Century Marks

Mass attendance

A group of Catholics in the Detroit area is sponsoring “mass mobs” one Sunday a month at churches where attendance is typically sparse. On a designated mass Sunday, attendance swells—up to 2,000 at one church, which netted an offering of more than $19,000, ten times the usual amount. One parishioner said she hoped the movement would encourage more Catholics to attend mass. Similar movements have been started in Catholic churches in other cities (NPR, October 9).

Room for the dead

Cemetery crowding, especially in large cities or among religious groups that forbid cremation, is becoming a problem worldwide, forcing some creative solutions. Residents of Mexico City must exhume and remove their relatives’ remains after a number of years. A Tower for the Dead project is in the works there: it will include a vertical necropolis along with a subterranean complex 820 feet deep. A simpler solution is to stack graves on top of each other and to share tombstones. Other options being considered are stacking the dead above the ground in niches built into a wall or housing the dead in buildings with each floor resembling a traditional cemetery (AP).

Preemptive action

An Alcohol­ics Anonymous group that has been meeting in a Baptist church in Keithville, Louisiana, for more than five years was told that it can no longer meet there.
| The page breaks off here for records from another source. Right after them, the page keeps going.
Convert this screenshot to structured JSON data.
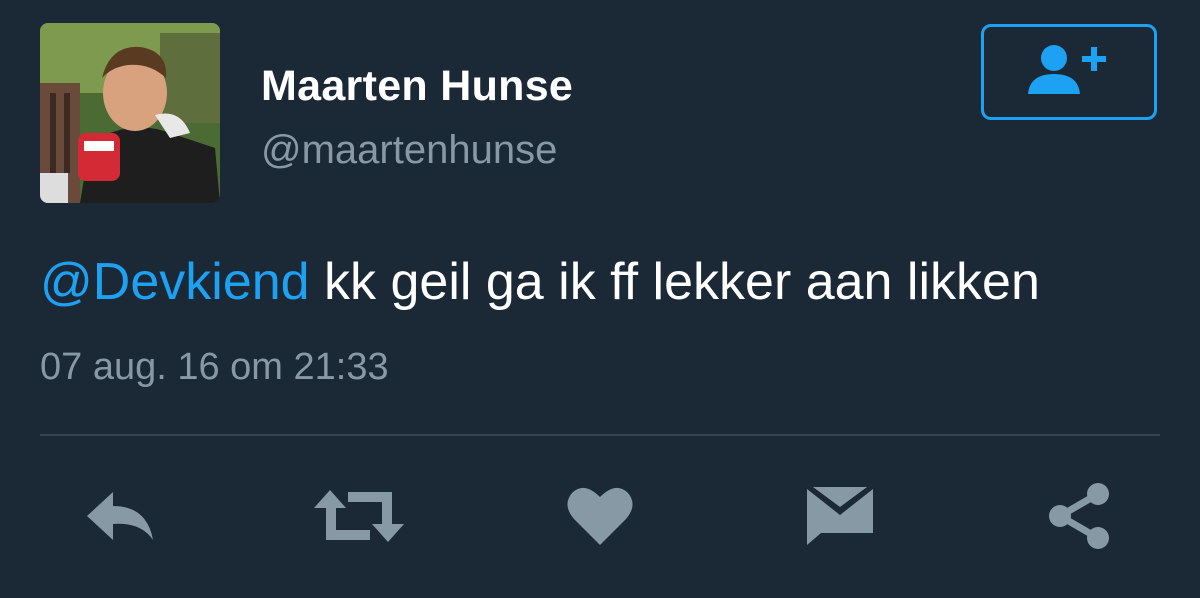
{
  "user": {
    "name": "Maarten Hunse",
    "handle": "@maartenhunse"
  },
  "tweet": {
    "mention": "@Devkiend",
    "text": " kk geil ga ik ff lekker aan likken",
    "timestamp": "07 aug. 16 om 21:33"
  },
  "icons": {
    "follow": "add-user-icon",
    "reply": "reply-icon",
    "retweet": "retweet-icon",
    "like": "heart-icon",
    "message": "envelope-icon",
    "share": "share-icon"
  },
  "colors": {
    "background": "#1b2836",
    "accent": "#1da1f2",
    "muted": "#8899a6",
    "icon": "#8899a6"
  }
}
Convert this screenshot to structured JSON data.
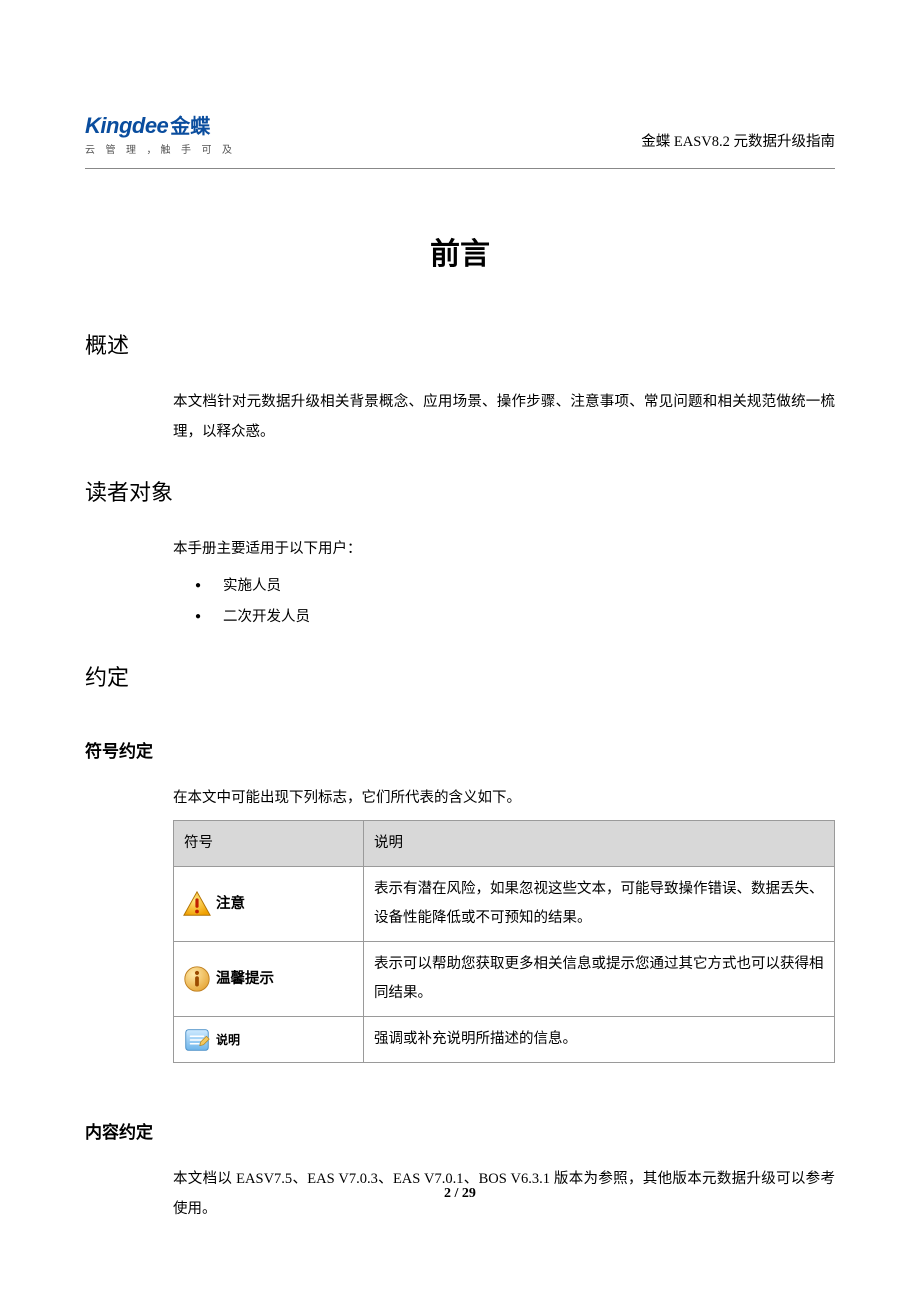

The church is forcing the group out for fear that if it lets nonchurch groups use the building, it could be forced to let it be used for the marriage of gays or lesbians. The pastor said the church was acting on the advice of an article in the Louisiana Baptist Church Message. A spokesperson for People Acting for Change and Equality said the church’s action is misguided. “Even if we have legalized gay marriage throughout the country, no church will be forced to marry gay people if they don’t want to,” she said (KSLA News, September 25).
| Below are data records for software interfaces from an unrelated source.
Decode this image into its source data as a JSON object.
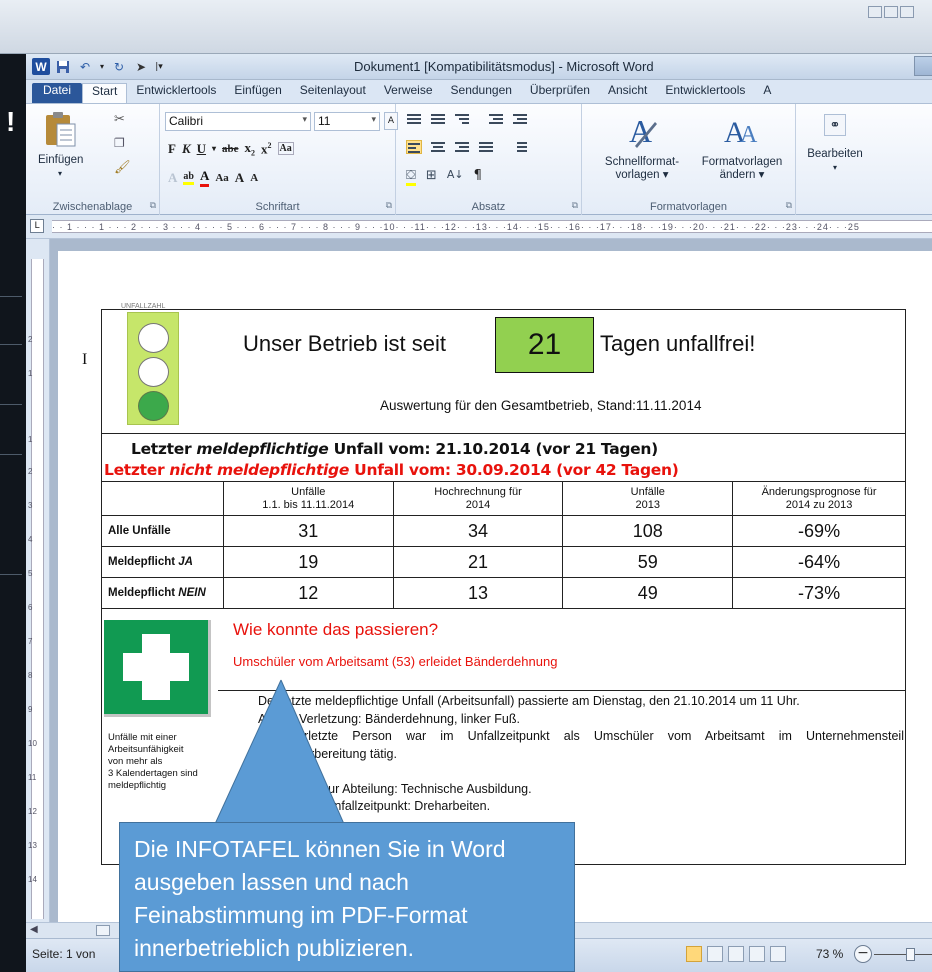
{
  "window": {
    "title": "Dokument1 [Kompatibilitätsmodus] - Microsoft Word",
    "app_icon": "W"
  },
  "tabs": [
    "Datei",
    "Start",
    "Entwicklertools",
    "Einfügen",
    "Seitenlayout",
    "Verweise",
    "Sendungen",
    "Überprüfen",
    "Ansicht",
    "Entwicklertools",
    "A"
  ],
  "ribbon": {
    "clipboard": {
      "paste_label": "Einfügen",
      "group": "Zwischenablage"
    },
    "font": {
      "name": "Calibri",
      "size": "11",
      "group": "Schriftart"
    },
    "paragraph": {
      "group": "Absatz"
    },
    "styles": {
      "quick_line1": "Schnellformat-",
      "quick_line2": "vorlagen",
      "change_line1": "Formatvorlagen",
      "change_line2": "ändern",
      "group": "Formatvorlagen"
    },
    "editing": {
      "label": "Bearbeiten"
    }
  },
  "ruler": {
    "text": "· · 1 · · · 1 · · · 2 · · · 3 · · · 4 · · · 5 · · · 6 · · · 7 · · · 8 · · · 9 · · ·10· · ·11· · ·12· · ·13· · ·14· · ·15· · ·16· · ·17· · ·18· · ·19· · ·20· · ·21· · ·22· · ·23· · ·24· · ·25",
    "vertical": [
      "2",
      "1",
      "1",
      "2",
      "3",
      "4",
      "5",
      "6",
      "7",
      "8",
      "9",
      "10",
      "11",
      "12",
      "13",
      "14",
      "15",
      "16"
    ]
  },
  "document": {
    "cursor": "I",
    "traffic_caption": "UNFALLZAHL",
    "headline_left": "Unser Betrieb ist seit",
    "days": "21",
    "headline_right": "Tagen unfallfrei!",
    "subhead": "Auswertung für den Gesamtbetrieb, Stand:11.11.2014",
    "last_reportable": {
      "pre": "Letzter ",
      "em": "meldepflichtige",
      "post": " Unfall vom: 21.10.2014 (vor 21 Tagen)"
    },
    "last_nonreportable": {
      "pre": "Letzter ",
      "em": "nicht meldepflichtige",
      "post": " Unfall vom: 30.09.2014 (vor 42 Tagen)"
    },
    "table": {
      "headers": [
        [
          "",
          ""
        ],
        [
          "Unfälle",
          "1.1. bis 11.11.2014"
        ],
        [
          "Hochrechnung für",
          "2014"
        ],
        [
          "Unfälle",
          "2013"
        ],
        [
          "Änderungsprognose für",
          "2014 zu 2013"
        ]
      ],
      "rows": [
        {
          "label": "Alle Unfälle",
          "label_em": "",
          "values": [
            "31",
            "34",
            "108",
            "-69%"
          ]
        },
        {
          "label": "Meldepflicht ",
          "label_em": "JA",
          "values": [
            "19",
            "21",
            "59",
            "-64%"
          ]
        },
        {
          "label": "Meldepflicht ",
          "label_em": "NEIN",
          "values": [
            "12",
            "13",
            "49",
            "-73%"
          ]
        }
      ]
    },
    "question": "Wie konnte das passieren?",
    "question_sub": "Umschüler vom Arbeitsamt (53)  erleidet Bänderdehnung",
    "first_aid_note": [
      "Unfälle mit einer",
      "Arbeitsunfähigkeit",
      "von mehr als",
      "3 Kalendertagen sind",
      "meldepflichtig"
    ],
    "body": [
      "Der letzte meldepflichtige Unfall (Arbeitsunfall) passierte am Dienstag, den 21.10.2014 um 11 Uhr.",
      "Art der Verletzung: Bänderdehnung, linker Fuß.",
      "Die verletzte Person war im Unfallzeitpunkt als Umschüler vom Arbeitsamt im Unternehmensteil",
      "Arbeitsvorbereitung tätig.",
      "",
      "Zuordnung zur Abteilung: Technische Ausbildung.",
      "Tätigkeit im Unfallzeitpunkt: Dreharbeiten."
    ]
  },
  "callout": {
    "lines": [
      "Die INFOTAFEL können Sie in Word",
      "ausgeben lassen und nach",
      "Feinabstimmung im PDF-Format",
      "innerbetrieblich publizieren."
    ]
  },
  "status": {
    "page": "Seite: 1 von",
    "zoom": "73 %"
  },
  "colors": {
    "accent_blue": "#2b579a",
    "days_box": "#92d050",
    "alert_red": "#e8120c",
    "callout": "#5b9bd5",
    "first_aid_green": "#119a52"
  }
}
Women in gray

Fighting for the poor and disadvantaged isn’t an aberration for the nuns on the Nuns on the Bus tour, led by Sister Simone Campbell. Their order, the Sisters of Social Service, was founded in Hungary in 1923 with a commitment to social justice. Their founder was the first woman elected to the Hungarian parliament. Another member was executed by the Nazis for hiding Jews in her hostel and was beatified by Pope Benedict in 2006. The order is credited with having spared the lives of at least 1,000 Jews during the Hitler era. From their beginning they’ve worn a simple gray suit that ordinary women might wear, not a habit (Harper’s, August).

Last choice?

Compassion & Choices, a death with dignity group, recently polled a representative group of likely California voters, asking how they’d vote on a measure to give terminally ill people who are of sound mind the right to request a life-ending medication. Nearly two-thirds said they’d vote in favor of it, including 53 percent of Republicans. Ignacia Castuera, a United Methodist minister and a Compassion & Choices board member, believes baby boomers are going to want that choice when they reach the end of life. Previous death with dignity efforts in California have been defeated with the help of religious groups, including the Catholic Church. Five states now have provisions for assisted suicide or assisted dying (Los Angeles Times, September 30).